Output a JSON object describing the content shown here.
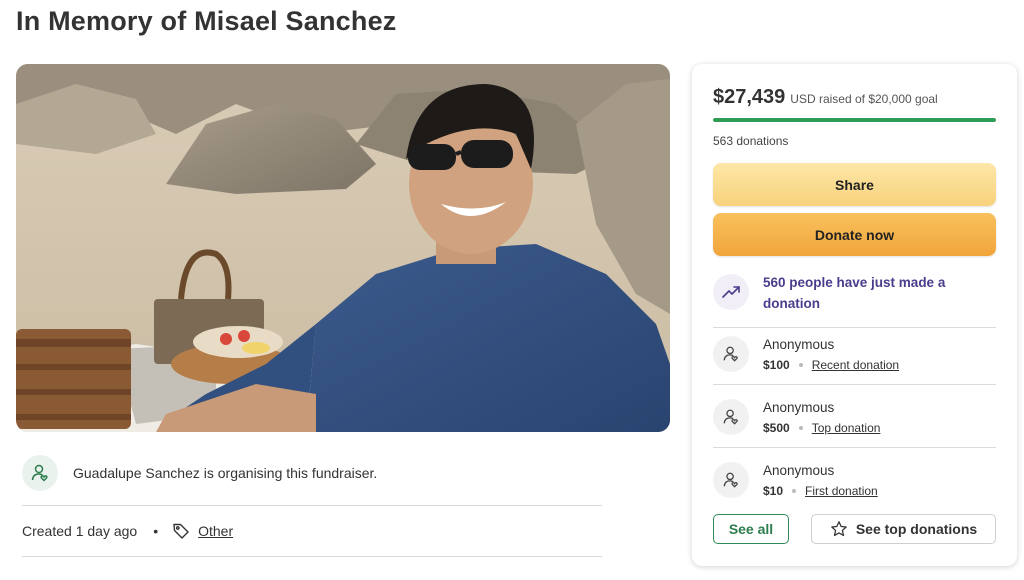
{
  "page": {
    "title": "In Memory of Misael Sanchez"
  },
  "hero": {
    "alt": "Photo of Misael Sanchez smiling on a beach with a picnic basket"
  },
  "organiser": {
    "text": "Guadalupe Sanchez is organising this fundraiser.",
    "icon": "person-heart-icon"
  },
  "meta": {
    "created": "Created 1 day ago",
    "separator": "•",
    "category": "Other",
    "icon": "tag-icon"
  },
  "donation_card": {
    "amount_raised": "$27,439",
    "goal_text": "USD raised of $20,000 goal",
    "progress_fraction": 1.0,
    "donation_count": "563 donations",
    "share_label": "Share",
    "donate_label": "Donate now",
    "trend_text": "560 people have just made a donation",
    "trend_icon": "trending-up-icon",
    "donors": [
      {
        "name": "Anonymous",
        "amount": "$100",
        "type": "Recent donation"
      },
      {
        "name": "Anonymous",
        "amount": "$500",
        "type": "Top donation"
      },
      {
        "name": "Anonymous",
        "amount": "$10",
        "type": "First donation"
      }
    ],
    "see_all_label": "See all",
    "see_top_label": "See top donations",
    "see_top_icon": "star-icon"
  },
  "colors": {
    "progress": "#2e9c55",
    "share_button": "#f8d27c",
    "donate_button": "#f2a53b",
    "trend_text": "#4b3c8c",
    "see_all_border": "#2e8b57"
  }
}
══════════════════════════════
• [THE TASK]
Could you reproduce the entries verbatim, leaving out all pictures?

• [EXERCISE RESPONSE]
Output a JSON object describing the content shown here.
{
  "page": {
    "title": "In Memory of Misael Sanchez"
  },
  "hero": {
    "alt": "Photo of Misael Sanchez smiling on a beach with a picnic basket"
  },
  "organiser": {
    "text": "Guadalupe Sanchez is organising this fundraiser.",
    "icon": "person-heart-icon"
  },
  "meta": {
    "created": "Created 1 day ago",
    "separator": "•",
    "category": "Other",
    "icon": "tag-icon"
  },
  "donation_card": {
    "amount_raised": "$27,439",
    "goal_text": "USD raised of $20,000 goal",
    "progress_fraction": 1.0,
    "donation_count": "563 donations",
    "share_label": "Share",
    "donate_label": "Donate now",
    "trend_text": "560 people have just made a donation",
    "trend_icon": "trending-up-icon",
    "donors": [
      {
        "name": "Anonymous",
        "amount": "$100",
        "type": "Recent donation"
      },
      {
        "name": "Anonymous",
        "amount": "$500",
        "type": "Top donation"
      },
      {
        "name": "Anonymous",
        "amount": "$10",
        "type": "First donation"
      }
    ],
    "see_all_label": "See all",
    "see_top_label": "See top donations",
    "see_top_icon": "star-icon"
  },
  "colors": {
    "progress": "#2e9c55",
    "share_button": "#f8d27c",
    "donate_button": "#f2a53b",
    "trend_text": "#4b3c8c",
    "see_all_border": "#2e8b57"
  }
}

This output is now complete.